• ACTIVITY: Your job is to copy all the entries precisely as they stand.
[Start of section]
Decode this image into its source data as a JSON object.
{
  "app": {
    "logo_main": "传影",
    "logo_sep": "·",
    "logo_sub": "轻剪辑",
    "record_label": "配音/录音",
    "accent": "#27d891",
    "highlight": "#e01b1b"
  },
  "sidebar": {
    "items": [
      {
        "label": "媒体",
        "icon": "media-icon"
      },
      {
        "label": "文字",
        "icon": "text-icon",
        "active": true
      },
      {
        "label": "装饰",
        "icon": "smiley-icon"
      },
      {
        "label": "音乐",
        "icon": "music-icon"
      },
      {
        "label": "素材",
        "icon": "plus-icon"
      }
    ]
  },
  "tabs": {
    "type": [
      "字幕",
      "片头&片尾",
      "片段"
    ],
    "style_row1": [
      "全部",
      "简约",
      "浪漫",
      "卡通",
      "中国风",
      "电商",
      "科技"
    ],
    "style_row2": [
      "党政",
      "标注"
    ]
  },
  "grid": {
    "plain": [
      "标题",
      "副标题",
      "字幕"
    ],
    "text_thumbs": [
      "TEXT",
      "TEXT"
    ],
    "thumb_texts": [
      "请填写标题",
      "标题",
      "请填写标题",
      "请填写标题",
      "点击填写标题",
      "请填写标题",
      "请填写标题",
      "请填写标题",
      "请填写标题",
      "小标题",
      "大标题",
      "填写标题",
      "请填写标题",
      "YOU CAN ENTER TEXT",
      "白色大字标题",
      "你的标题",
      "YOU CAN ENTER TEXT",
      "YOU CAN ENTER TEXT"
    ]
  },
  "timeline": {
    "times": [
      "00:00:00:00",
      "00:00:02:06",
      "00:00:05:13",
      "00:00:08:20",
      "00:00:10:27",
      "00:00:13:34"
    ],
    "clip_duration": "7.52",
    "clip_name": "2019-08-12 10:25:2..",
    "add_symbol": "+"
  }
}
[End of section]
• TASK OUTPUT:
Decode this image into its source data as a JSON object.
{
  "app": {
    "logo_main": "传影",
    "logo_sep": "·",
    "logo_sub": "轻剪辑",
    "record_label": "配音/录音",
    "accent": "#27d891",
    "highlight": "#e01b1b"
  },
  "sidebar": {
    "items": [
      {
        "label": "媒体",
        "icon": "media-icon"
      },
      {
        "label": "文字",
        "icon": "text-icon",
        "active": true
      },
      {
        "label": "装饰",
        "icon": "smiley-icon"
      },
      {
        "label": "音乐",
        "icon": "music-icon"
      },
      {
        "label": "素材",
        "icon": "plus-icon"
      }
    ]
  },
  "tabs": {
    "type": [
      "字幕",
      "片头&片尾",
      "片段"
    ],
    "style_row1": [
      "全部",
      "简约",
      "浪漫",
      "卡通",
      "中国风",
      "电商",
      "科技"
    ],
    "style_row2": [
      "党政",
      "标注"
    ]
  },
  "grid": {
    "plain": [
      "标题",
      "副标题",
      "字幕"
    ],
    "text_thumbs": [
      "TEXT",
      "TEXT"
    ],
    "thumb_texts": [
      "请填写标题",
      "标题",
      "请填写标题",
      "请填写标题",
      "点击填写标题",
      "请填写标题",
      "请填写标题",
      "请填写标题",
      "请填写标题",
      "小标题",
      "大标题",
      "填写标题",
      "请填写标题",
      "YOU CAN ENTER TEXT",
      "白色大字标题",
      "你的标题",
      "YOU CAN ENTER TEXT",
      "YOU CAN ENTER TEXT"
    ]
  },
  "timeline": {
    "times": [
      "00:00:00:00",
      "00:00:02:06",
      "00:00:05:13",
      "00:00:08:20",
      "00:00:10:27",
      "00:00:13:34"
    ],
    "clip_duration": "7.52",
    "clip_name": "2019-08-12 10:25:2..",
    "add_symbol": "+"
  }
}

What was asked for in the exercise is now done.